- Cooling and speed: Increase your cooling fan speed and lower your print speed and nozzle temperature to help your filament set faster and prevent drooping. Follow the manufacturer’s recommendations for your filament type.
- Extrusion and supports: Use the right amount of filament to create enough tension for your bridges without making them too heavy. Strengthen your supports if needed, or use a different filament for them if you have a dual extruder.
- Design and orientation: Simplify your design to reduce the reliance on bridges, or change the orientation of your model to print the bridges upside down. Check your model’s alignment and avoid wet, dusty, or aged filament.
Circles are part of pretty much everything cool. You need them to make things like clocks or musical instruments. Your machine should be able to print round shapes, so if your circles are coming out as ovals, octagons, or blobs, it’s important to figure out what is going wrong and how to fix it.
This article covers the 3 main issues we’ve discovered during our 3D printing adventures, and exactly how we’ve fixed them, with some FAQs for other similar issues for getting the best circular results. With some simple troubleshooting, you can fix your issue and be back to perfect circle 3D printing.
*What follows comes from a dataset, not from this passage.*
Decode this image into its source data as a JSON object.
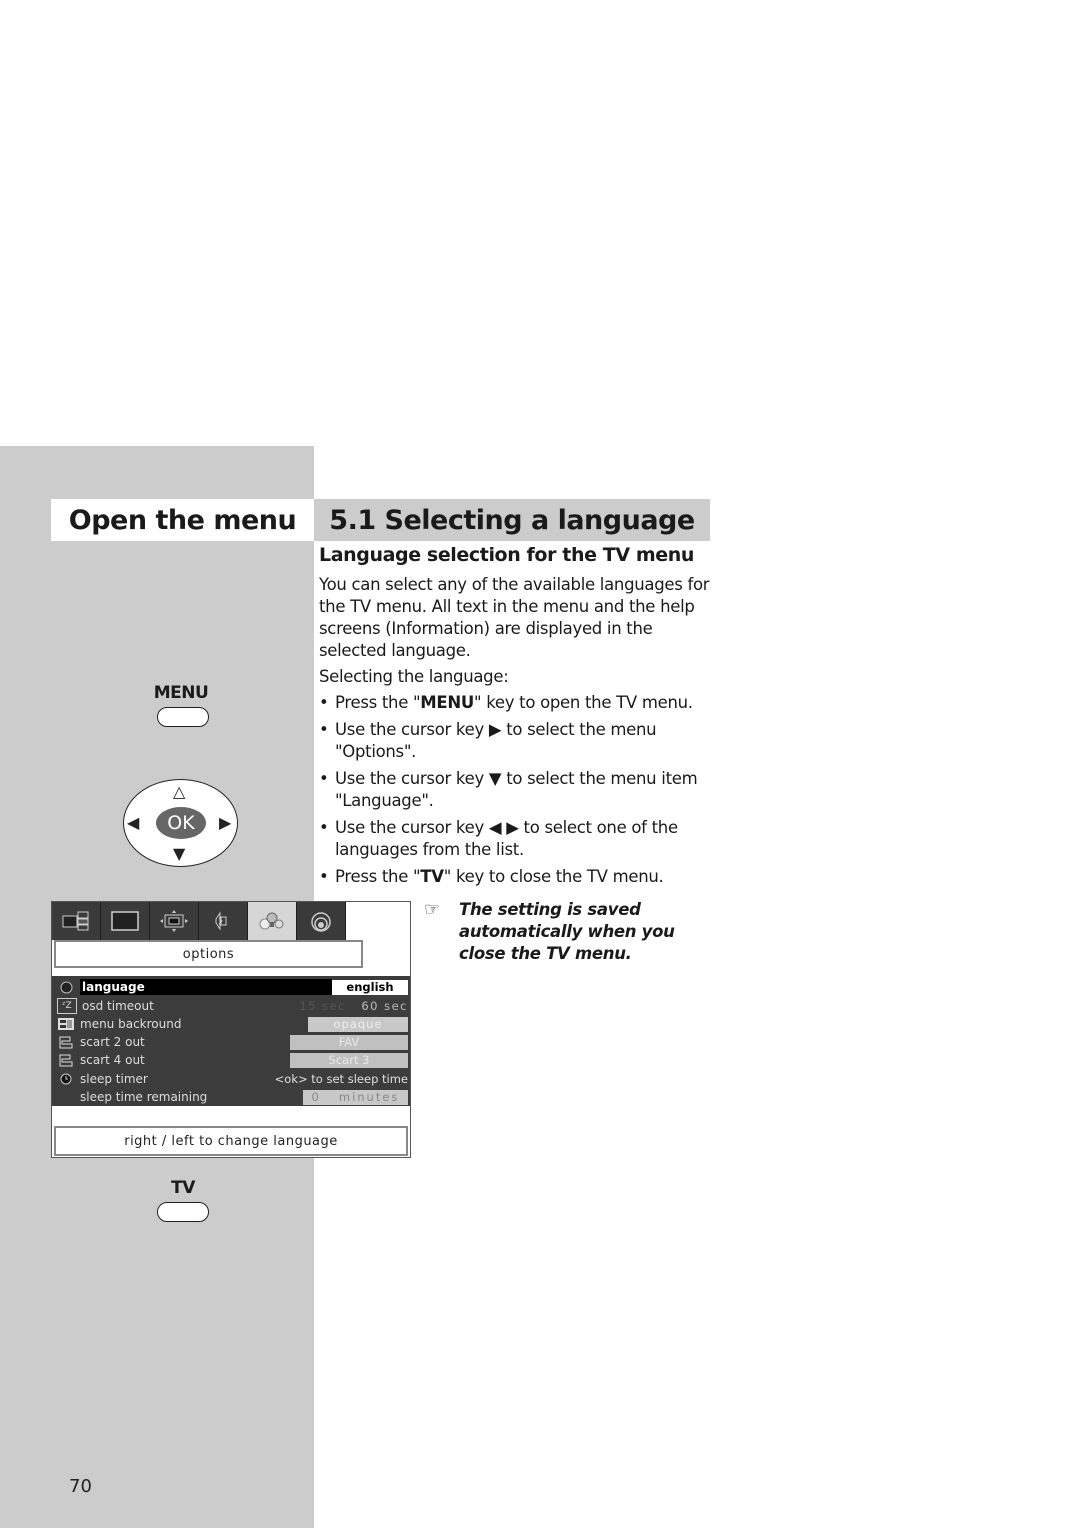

1. Loose Motor Belts
If you print a circle and it comes out looking more like an oval or a misshapen diamond, you probably have loose motor belts.
Loose belts will affect both a circular printed part and circular cut-outs, such as a hole for a screw.
How To Fix
To fix this problem, you need to tighten the belts of both the x and y-axis. Loosen the bolts and move the axis arm outward to tighten the belts. Screw the bolts back on, and that should fix your problem.
You’ll know if it has worked – the edges of your circle will be even and round.
2. 3D File is Too Simplified
If you try to print a circle but it comes out as a polygon with many straight sides, your STL file may have been reduced to a lower resolution.
In 3D printing, no lines are truly round. All circles are made up of many small triangles that come together to give the illusion of a curve.
How To Fix
If your piece has noticeable straight lines, the STL triangles are too big. Change your settings to print the file at a more detailed scale.
Be sure to select the finest resolution necessary for your project when exporting. Check your file in an STL viewer to verify that it looks round.
3. Extruder Incorrectly Calibrated
If your circle has warping or blobs, you might have incorrectly calibrated steps/mm. Your extruder controls how much filament is used in your print, and too much or too little filament will ruin a perfect circle.
Read more: Under Extrusion: Causes and How To Fix It
How To Fix
In your slicer, check to make sure your steps/mm are correct and recalibrate them if necessary.
Then you should have the proper amount of filament to make your circle round and sturdy.